[Problem]
Among the lines of the records, please find those that contain the word "duration" and copy them.
╭──
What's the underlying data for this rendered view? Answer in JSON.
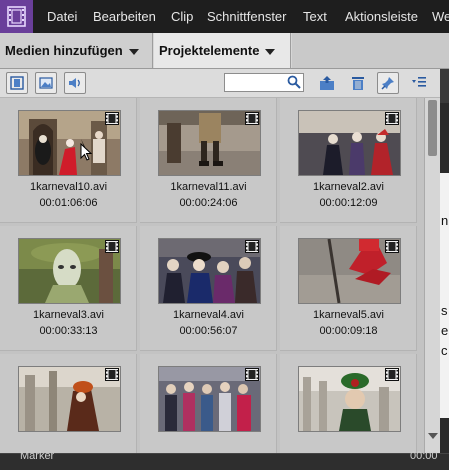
{
  "menubar": {
    "items": [
      "Datei",
      "Bearbeiten",
      "Clip",
      "Schnittfenster",
      "Text",
      "Aktionsleiste",
      "We"
    ]
  },
  "tabs": {
    "media": "Medien hinzufügen",
    "project": "Projektelemente"
  },
  "search": {
    "value": ""
  },
  "side_panel": {
    "letters": [
      "n",
      "s",
      "e",
      "c"
    ]
  },
  "bottom": {
    "label": "Marker",
    "timecode": "00:00"
  },
  "clips": [
    {
      "name": "1karneval10.avi",
      "duration": "00:01:06:06"
    },
    {
      "name": "1karneval11.avi",
      "duration": "00:00:24:06"
    },
    {
      "name": "1karneval2.avi",
      "duration": "00:00:12:09"
    },
    {
      "name": "1karneval3.avi",
      "duration": "00:00:33:13"
    },
    {
      "name": "1karneval4.avi",
      "duration": "00:00:56:07"
    },
    {
      "name": "1karneval5.avi",
      "duration": "00:00:09:18"
    },
    {
      "name": "",
      "duration": ""
    },
    {
      "name": "",
      "duration": ""
    },
    {
      "name": "",
      "duration": ""
    }
  ]
}
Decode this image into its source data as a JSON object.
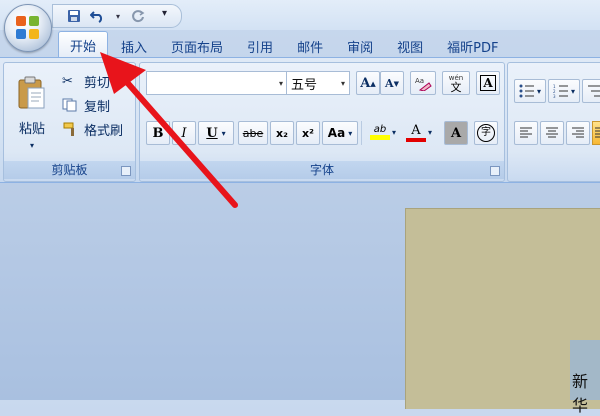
{
  "quick_access": {
    "dropdown_glyph": "▾",
    "icons": [
      "save-icon",
      "undo-icon",
      "redo-icon"
    ]
  },
  "tabs": [
    {
      "label": "开始",
      "active": true
    },
    {
      "label": "插入"
    },
    {
      "label": "页面布局"
    },
    {
      "label": "引用"
    },
    {
      "label": "邮件"
    },
    {
      "label": "审阅"
    },
    {
      "label": "视图"
    },
    {
      "label": "福昕PDF"
    }
  ],
  "clipboard": {
    "group_label": "剪贴板",
    "paste_label": "粘贴",
    "cut_label": "剪切",
    "copy_label": "复制",
    "format_painter_label": "格式刷"
  },
  "font": {
    "group_label": "字体",
    "font_name_value": "",
    "font_size_value": "五号",
    "grow_font": "A",
    "shrink_font": "A",
    "phonetic": "wén",
    "phonetic_char": "文",
    "border_char": "A",
    "bold": "B",
    "italic": "I",
    "underline": "U",
    "strikethrough": "abe",
    "subscript": "x₂",
    "superscript": "x²",
    "change_case": "Aa",
    "highlight": "ab",
    "font_color": "A",
    "shading": "A",
    "enclose": "字"
  },
  "document": {
    "visible_text": "新华"
  },
  "colors": {
    "accent": "#15428b",
    "arrow": "#e8141b",
    "highlight": "#ffff00",
    "font_color": "#e20000"
  }
}
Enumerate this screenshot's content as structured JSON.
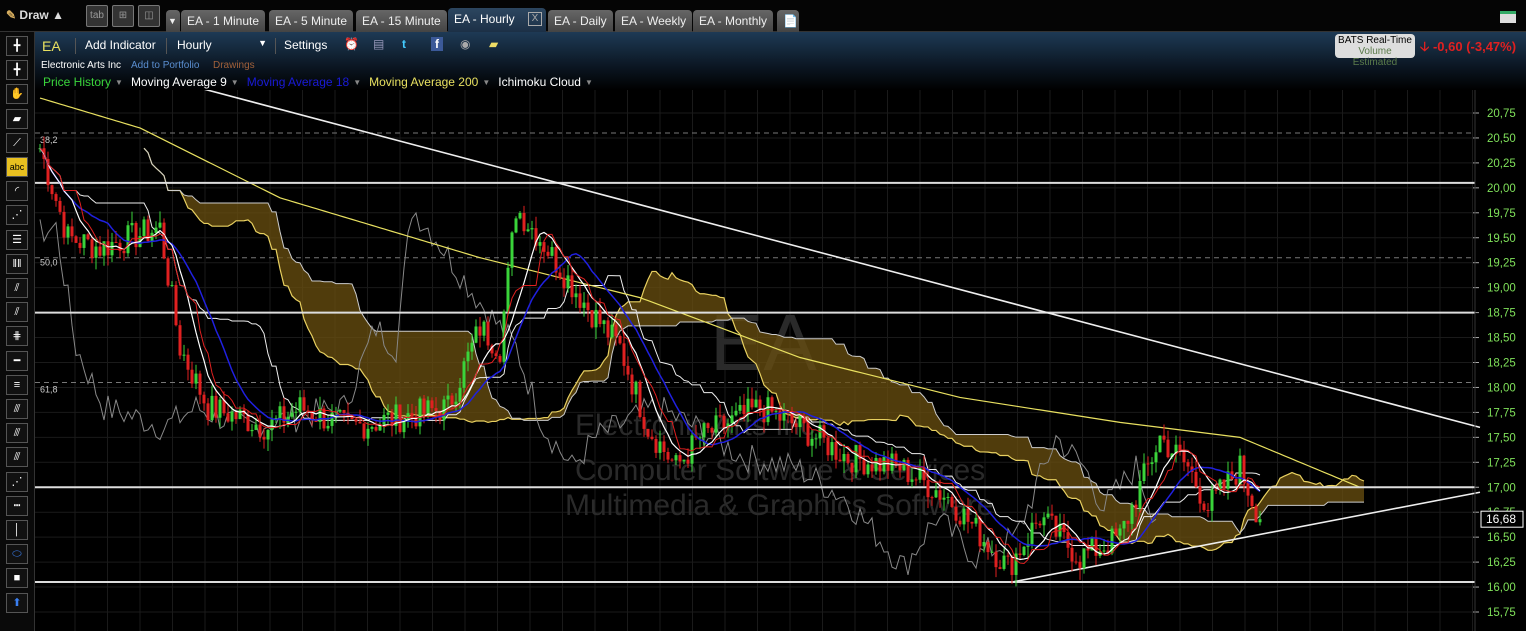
{
  "toolbar": {
    "draw_label": "Draw",
    "layout_tab_label": "tab"
  },
  "tabs": [
    {
      "label": "EA - 1 Minute",
      "active": false
    },
    {
      "label": "EA - 5 Minute",
      "active": false
    },
    {
      "label": "EA - 15 Minute",
      "active": false
    },
    {
      "label": "EA - Hourly",
      "active": true
    },
    {
      "label": "EA - Daily",
      "active": false
    },
    {
      "label": "EA - Weekly",
      "active": false
    },
    {
      "label": "EA - Monthly",
      "active": false
    }
  ],
  "header": {
    "symbol": "EA",
    "add_indicator": "Add Indicator",
    "interval": "Hourly",
    "settings": "Settings",
    "company": "Electronic Arts Inc",
    "add_portfolio": "Add to Portfolio",
    "drawings": "Drawings",
    "feed": "BATS Real-Time",
    "feed_note": "Volume Estimated",
    "change": "-0,60 (-3,47%)",
    "change_color": "#e02020"
  },
  "indicators": [
    {
      "label": "Price History",
      "color": "#3ad43a"
    },
    {
      "label": "Moving Average 9",
      "color": "#ffffff"
    },
    {
      "label": "Moving Average 18",
      "color": "#1a1ad8"
    },
    {
      "label": "Moving Average 200",
      "color": "#e8e060"
    },
    {
      "label": "Ichimoku Cloud",
      "color": "#ffffff"
    }
  ],
  "left_tools": [
    "crosshair",
    "crosshair-alt",
    "hand",
    "eraser",
    "line",
    "text-abc",
    "arc",
    "fan",
    "horizontal-lines",
    "vertical-lines",
    "parallel",
    "channel",
    "gann",
    "horizontal-line",
    "fib-retracement",
    "fib-fan",
    "pitchfork",
    "fib-arcs",
    "speed-lines",
    "dashed-lines",
    "vertical-line",
    "ellipse",
    "color-box",
    "arrow-up"
  ],
  "chart": {
    "watermark": {
      "symbol": "EA",
      "name": "Electronic Arts Inc",
      "sector": "Computer Software & Services",
      "industry": "Multimedia & Graphics Software"
    },
    "y_ticks": [
      "20,75",
      "20,50",
      "20,25",
      "20,00",
      "19,75",
      "19,50",
      "19,25",
      "19,00",
      "18,75",
      "18,50",
      "18,25",
      "18,00",
      "17,75",
      "17,50",
      "17,25",
      "17,00",
      "16,75",
      "16,50",
      "16,25",
      "16,00",
      "15,75"
    ],
    "last_price": "16,68",
    "fib_labels": [
      {
        "label": "38,2",
        "price": 20.48
      },
      {
        "label": "50,0",
        "price": 19.25
      },
      {
        "label": "61,8",
        "price": 17.98
      }
    ],
    "candle_up_color": "#3ad43a",
    "candle_down_color": "#e02020",
    "chart_data": {
      "type": "candlestick",
      "ylim": [
        15.6,
        21.0
      ],
      "close_path": [
        [
          0,
          20.4
        ],
        [
          7,
          19.5
        ],
        [
          15,
          19.4
        ],
        [
          30,
          19.6
        ],
        [
          35,
          18.4
        ],
        [
          42,
          17.8
        ],
        [
          50,
          17.7
        ],
        [
          57,
          17.6
        ],
        [
          65,
          17.8
        ],
        [
          77,
          17.6
        ],
        [
          90,
          17.7
        ],
        [
          102,
          17.8
        ],
        [
          110,
          18.6
        ],
        [
          115,
          18.4
        ],
        [
          119,
          19.8
        ],
        [
          125,
          19.5
        ],
        [
          130,
          19.2
        ],
        [
          137,
          18.8
        ],
        [
          145,
          18.4
        ],
        [
          152,
          17.6
        ],
        [
          159,
          17.2
        ],
        [
          165,
          17.5
        ],
        [
          175,
          17.7
        ],
        [
          180,
          17.8
        ],
        [
          190,
          17.6
        ],
        [
          202,
          17.3
        ],
        [
          215,
          17.2
        ],
        [
          227,
          16.9
        ],
        [
          242,
          16.2
        ],
        [
          250,
          16.7
        ],
        [
          260,
          16.3
        ],
        [
          270,
          16.5
        ],
        [
          280,
          17.5
        ],
        [
          287,
          17.2
        ],
        [
          292,
          16.8
        ],
        [
          300,
          17.2
        ],
        [
          305,
          16.68
        ]
      ],
      "ma200_path": [
        [
          0,
          20.9
        ],
        [
          25,
          20.6
        ],
        [
          60,
          19.9
        ],
        [
          110,
          19.3
        ],
        [
          150,
          18.9
        ],
        [
          190,
          18.3
        ],
        [
          230,
          17.9
        ],
        [
          270,
          17.65
        ],
        [
          300,
          17.5
        ],
        [
          330,
          17.0
        ]
      ],
      "horizontal_levels": [
        20.05,
        18.75,
        17.0,
        16.05
      ],
      "dashed_levels": [
        20.55,
        19.3,
        18.05
      ],
      "trendlines": [
        [
          [
            40,
            21.0
          ],
          [
            360,
            17.6
          ]
        ],
        [
          [
            243,
            16.05
          ],
          [
            360,
            16.95
          ]
        ]
      ]
    }
  }
}
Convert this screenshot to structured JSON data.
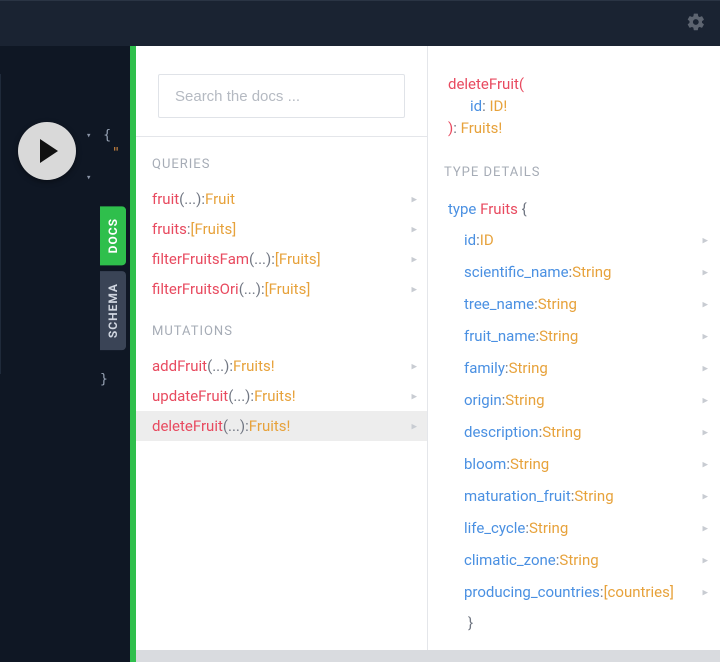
{
  "search": {
    "placeholder": "Search the docs ..."
  },
  "tabs": {
    "docs": "DOCS",
    "schema": "SCHEMA"
  },
  "sections": {
    "queries": "QUERIES",
    "mutations": "MUTATIONS",
    "type_details": "TYPE DETAILS"
  },
  "queries": [
    {
      "name": "fruit",
      "args": "(...)",
      "ret": "Fruit"
    },
    {
      "name": "fruits",
      "args": "",
      "ret": "[Fruits]"
    },
    {
      "name": "filterFruitsFam",
      "args": "(...)",
      "ret": "[Fruits]"
    },
    {
      "name": "filterFruitsOri",
      "args": "(...)",
      "ret": "[Fruits]"
    }
  ],
  "mutations": [
    {
      "name": "addFruit",
      "args": "(...)",
      "ret": "Fruits!"
    },
    {
      "name": "updateFruit",
      "args": "(...)",
      "ret": "Fruits!"
    },
    {
      "name": "deleteFruit",
      "args": "(...)",
      "ret": "Fruits!",
      "selected": true
    }
  ],
  "signature": {
    "name": "deleteFruit",
    "open": "(",
    "arg_name": "id",
    "arg_type": "ID!",
    "close": ")",
    "ret": "Fruits!"
  },
  "type_def": {
    "keyword": "type",
    "name": "Fruits",
    "open": "{",
    "close": "}",
    "fields": [
      {
        "name": "id",
        "type": "ID"
      },
      {
        "name": "scientific_name",
        "type": "String"
      },
      {
        "name": "tree_name",
        "type": "String"
      },
      {
        "name": "fruit_name",
        "type": "String"
      },
      {
        "name": "family",
        "type": "String"
      },
      {
        "name": "origin",
        "type": "String"
      },
      {
        "name": "description",
        "type": "String"
      },
      {
        "name": "bloom",
        "type": "String"
      },
      {
        "name": "maturation_fruit",
        "type": "String"
      },
      {
        "name": "life_cycle",
        "type": "String"
      },
      {
        "name": "climatic_zone",
        "type": "String"
      },
      {
        "name": "producing_countries",
        "type": "[countries]"
      }
    ]
  },
  "editor": {
    "brace_open": "{",
    "brace_close": "}",
    "quote": "\""
  },
  "glyphs": {
    "triangle": "▾",
    "chevron": "▸",
    "colon_space": ": "
  }
}
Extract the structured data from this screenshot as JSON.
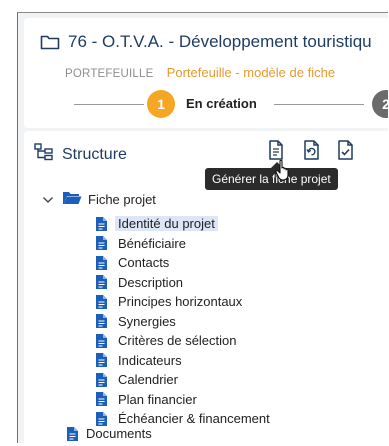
{
  "header": {
    "title": "76 - O.T.V.A. - Développement touristiqu",
    "breadcrumb_root": "PORTEFEUILLE",
    "breadcrumb_current": "Portefeuille - modèle de fiche",
    "step_number": "1",
    "step_label": "En création",
    "next_step_number": "2"
  },
  "structure": {
    "title": "Structure",
    "tooltip": "Générer la fiche projet",
    "root_label": "Fiche projet",
    "items": [
      {
        "label": "Identité du projet"
      },
      {
        "label": "Bénéficiaire"
      },
      {
        "label": "Contacts"
      },
      {
        "label": "Description"
      },
      {
        "label": "Principes horizontaux"
      },
      {
        "label": "Synergies"
      },
      {
        "label": "Critères de sélection"
      },
      {
        "label": "Indicateurs"
      },
      {
        "label": "Calendrier"
      },
      {
        "label": "Plan financier"
      },
      {
        "label": "Échéancier & financement"
      }
    ],
    "documents_label": "Documents"
  },
  "colors": {
    "accent_orange": "#f5a623",
    "title_blue": "#1f3d63",
    "icon_blue": "#1c5fb8",
    "selected_bg": "#dce6f5"
  }
}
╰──
[Written reply]
      "duration": "00:01:06:06"
      "duration": "00:00:24:06"
      "duration": "00:00:12:09"
      "duration": "00:00:33:13"
      "duration": "00:00:56:07"
      "duration": "00:00:09:18"
      "duration": ""
      "duration": ""
      "duration": ""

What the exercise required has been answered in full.